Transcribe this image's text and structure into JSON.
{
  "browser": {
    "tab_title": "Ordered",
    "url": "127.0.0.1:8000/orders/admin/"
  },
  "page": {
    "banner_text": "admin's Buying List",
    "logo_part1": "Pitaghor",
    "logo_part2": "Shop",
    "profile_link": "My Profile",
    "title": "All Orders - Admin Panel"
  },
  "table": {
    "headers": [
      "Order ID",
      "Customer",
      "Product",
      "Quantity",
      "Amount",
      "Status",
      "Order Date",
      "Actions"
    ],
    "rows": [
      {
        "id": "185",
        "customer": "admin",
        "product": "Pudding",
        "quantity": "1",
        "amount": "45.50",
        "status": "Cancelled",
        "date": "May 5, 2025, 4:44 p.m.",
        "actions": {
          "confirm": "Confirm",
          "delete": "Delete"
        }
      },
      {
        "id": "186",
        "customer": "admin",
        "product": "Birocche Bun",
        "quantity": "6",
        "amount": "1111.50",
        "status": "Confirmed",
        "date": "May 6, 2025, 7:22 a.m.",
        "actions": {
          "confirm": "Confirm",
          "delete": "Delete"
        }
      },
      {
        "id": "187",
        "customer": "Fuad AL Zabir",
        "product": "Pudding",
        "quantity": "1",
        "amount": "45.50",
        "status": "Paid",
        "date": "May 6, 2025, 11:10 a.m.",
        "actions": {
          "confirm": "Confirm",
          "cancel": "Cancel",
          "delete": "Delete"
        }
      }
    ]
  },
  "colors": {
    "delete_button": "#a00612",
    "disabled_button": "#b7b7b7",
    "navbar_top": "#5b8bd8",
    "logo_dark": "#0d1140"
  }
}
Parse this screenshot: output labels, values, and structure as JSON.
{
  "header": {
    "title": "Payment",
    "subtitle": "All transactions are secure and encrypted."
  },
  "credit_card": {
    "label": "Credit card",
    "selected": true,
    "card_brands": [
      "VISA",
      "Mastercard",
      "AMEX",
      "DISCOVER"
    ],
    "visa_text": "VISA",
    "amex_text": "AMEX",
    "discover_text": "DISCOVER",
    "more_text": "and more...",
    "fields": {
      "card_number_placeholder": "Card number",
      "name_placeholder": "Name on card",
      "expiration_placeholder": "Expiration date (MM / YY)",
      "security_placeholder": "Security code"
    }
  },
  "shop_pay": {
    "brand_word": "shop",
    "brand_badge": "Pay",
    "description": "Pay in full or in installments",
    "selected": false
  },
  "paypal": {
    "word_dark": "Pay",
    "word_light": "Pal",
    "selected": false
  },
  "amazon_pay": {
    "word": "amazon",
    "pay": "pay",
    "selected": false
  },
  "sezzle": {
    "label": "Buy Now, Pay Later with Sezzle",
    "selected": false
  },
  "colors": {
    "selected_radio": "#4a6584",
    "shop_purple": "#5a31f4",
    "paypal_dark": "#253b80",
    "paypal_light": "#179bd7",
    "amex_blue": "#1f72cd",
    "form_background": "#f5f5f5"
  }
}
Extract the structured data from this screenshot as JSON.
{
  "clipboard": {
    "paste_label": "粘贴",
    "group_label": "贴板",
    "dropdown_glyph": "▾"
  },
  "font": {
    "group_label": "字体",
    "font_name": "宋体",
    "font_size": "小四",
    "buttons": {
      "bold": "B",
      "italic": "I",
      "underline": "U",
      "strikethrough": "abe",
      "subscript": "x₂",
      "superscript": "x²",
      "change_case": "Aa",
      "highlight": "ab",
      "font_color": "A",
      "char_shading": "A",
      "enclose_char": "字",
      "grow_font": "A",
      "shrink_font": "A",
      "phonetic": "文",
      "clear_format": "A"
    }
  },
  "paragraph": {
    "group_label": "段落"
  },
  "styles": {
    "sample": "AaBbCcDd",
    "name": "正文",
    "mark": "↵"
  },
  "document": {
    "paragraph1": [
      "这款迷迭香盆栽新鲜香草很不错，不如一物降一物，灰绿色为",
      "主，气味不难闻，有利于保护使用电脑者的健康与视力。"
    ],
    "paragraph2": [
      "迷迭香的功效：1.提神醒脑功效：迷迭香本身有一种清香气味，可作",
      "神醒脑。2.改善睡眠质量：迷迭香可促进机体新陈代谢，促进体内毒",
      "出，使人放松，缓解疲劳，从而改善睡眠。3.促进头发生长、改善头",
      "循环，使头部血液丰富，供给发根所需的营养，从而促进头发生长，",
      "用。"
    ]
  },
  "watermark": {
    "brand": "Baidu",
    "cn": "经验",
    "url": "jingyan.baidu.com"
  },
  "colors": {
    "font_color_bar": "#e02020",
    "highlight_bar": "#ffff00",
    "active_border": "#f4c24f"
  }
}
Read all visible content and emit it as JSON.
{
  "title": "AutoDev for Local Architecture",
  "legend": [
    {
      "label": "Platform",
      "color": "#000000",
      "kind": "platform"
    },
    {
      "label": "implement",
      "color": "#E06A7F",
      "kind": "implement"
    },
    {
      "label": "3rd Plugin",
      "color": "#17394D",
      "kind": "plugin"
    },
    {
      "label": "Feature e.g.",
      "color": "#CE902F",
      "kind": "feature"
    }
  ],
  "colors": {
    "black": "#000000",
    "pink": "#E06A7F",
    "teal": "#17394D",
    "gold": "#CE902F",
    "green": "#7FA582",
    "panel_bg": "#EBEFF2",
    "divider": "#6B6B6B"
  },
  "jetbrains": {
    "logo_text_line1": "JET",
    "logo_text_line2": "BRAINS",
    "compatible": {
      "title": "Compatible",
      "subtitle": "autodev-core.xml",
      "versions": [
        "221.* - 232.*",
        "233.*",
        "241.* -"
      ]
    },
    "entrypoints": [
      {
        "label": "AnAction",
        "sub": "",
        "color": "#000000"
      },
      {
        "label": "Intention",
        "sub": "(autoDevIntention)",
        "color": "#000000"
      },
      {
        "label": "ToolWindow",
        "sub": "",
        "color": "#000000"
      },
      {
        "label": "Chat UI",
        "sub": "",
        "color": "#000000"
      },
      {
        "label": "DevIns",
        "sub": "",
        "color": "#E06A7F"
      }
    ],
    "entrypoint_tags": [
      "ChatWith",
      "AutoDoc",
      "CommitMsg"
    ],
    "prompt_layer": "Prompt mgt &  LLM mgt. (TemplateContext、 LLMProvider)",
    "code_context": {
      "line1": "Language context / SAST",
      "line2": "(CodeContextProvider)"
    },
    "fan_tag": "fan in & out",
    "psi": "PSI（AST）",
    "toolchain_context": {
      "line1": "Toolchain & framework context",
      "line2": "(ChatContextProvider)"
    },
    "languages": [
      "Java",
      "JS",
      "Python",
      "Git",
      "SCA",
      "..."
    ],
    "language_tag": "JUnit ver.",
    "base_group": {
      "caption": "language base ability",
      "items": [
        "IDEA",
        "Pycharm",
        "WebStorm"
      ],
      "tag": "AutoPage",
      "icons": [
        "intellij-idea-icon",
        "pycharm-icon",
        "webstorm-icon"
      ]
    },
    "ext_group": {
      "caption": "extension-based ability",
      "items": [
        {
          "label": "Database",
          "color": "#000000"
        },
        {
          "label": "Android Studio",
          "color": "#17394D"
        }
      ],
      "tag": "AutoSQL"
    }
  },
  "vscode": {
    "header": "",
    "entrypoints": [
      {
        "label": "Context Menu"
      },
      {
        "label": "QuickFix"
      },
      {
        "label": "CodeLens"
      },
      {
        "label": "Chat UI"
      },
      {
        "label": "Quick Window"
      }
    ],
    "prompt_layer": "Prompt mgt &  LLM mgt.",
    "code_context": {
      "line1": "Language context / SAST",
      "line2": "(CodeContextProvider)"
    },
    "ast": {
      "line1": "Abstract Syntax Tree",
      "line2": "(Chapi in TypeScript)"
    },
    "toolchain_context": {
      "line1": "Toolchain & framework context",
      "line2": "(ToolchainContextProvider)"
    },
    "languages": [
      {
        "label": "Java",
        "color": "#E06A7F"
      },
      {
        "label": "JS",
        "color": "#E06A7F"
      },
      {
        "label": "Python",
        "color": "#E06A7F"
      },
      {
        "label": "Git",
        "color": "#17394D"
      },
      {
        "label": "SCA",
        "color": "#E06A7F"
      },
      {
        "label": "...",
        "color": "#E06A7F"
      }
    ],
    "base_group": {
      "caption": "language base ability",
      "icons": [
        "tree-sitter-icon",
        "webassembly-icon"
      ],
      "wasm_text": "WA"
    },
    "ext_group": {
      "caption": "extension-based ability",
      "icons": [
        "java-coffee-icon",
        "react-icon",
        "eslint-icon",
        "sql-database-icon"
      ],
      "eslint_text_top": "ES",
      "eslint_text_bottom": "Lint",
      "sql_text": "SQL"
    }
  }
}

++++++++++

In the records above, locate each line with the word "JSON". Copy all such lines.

Transcribe this image's text and structure into JSON.
Parse this screenshot: output labels, values, and structure as JSON.
Extract the structured data from this screenshot as JSON.
Read all visible content and emit it as JSON.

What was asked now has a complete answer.